Items from an interface collection:

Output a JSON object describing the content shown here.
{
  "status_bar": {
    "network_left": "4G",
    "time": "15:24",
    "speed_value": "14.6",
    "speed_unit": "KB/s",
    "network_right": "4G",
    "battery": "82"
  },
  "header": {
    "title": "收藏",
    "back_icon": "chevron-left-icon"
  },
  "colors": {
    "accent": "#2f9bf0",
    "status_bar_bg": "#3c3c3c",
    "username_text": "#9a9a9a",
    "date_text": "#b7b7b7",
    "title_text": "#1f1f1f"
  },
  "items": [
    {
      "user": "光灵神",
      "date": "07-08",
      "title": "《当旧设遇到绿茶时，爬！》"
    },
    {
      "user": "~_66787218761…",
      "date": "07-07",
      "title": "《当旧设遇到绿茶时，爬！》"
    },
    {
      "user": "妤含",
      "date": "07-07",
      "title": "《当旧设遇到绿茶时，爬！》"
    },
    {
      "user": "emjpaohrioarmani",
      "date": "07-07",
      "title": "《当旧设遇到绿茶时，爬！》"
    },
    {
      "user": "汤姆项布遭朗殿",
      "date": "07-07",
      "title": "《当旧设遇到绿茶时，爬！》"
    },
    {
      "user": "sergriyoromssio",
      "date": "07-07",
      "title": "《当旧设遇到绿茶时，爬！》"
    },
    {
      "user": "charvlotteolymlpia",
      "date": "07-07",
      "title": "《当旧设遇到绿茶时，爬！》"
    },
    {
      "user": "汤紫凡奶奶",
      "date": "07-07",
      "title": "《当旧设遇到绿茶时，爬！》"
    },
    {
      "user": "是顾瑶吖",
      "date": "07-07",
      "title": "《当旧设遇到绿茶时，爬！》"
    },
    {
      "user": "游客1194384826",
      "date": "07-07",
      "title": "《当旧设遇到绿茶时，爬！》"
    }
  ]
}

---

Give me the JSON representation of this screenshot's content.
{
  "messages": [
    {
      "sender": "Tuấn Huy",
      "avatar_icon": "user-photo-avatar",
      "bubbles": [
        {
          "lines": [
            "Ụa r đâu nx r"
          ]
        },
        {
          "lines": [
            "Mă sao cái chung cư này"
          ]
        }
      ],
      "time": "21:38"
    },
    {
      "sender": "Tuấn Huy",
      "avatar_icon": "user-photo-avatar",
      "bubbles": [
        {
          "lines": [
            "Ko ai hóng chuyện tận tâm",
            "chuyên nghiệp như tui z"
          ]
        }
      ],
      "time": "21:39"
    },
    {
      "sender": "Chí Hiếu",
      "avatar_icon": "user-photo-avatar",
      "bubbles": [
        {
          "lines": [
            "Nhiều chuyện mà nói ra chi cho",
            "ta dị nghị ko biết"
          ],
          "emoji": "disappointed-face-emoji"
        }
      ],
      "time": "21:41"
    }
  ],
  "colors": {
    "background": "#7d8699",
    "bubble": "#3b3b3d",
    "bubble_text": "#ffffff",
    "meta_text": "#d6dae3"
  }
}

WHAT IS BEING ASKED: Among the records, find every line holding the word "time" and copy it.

OUTPUT:
    "time": "15:24",
      "time": "21:38"
      "time": "21:39"
      "time": "21:41"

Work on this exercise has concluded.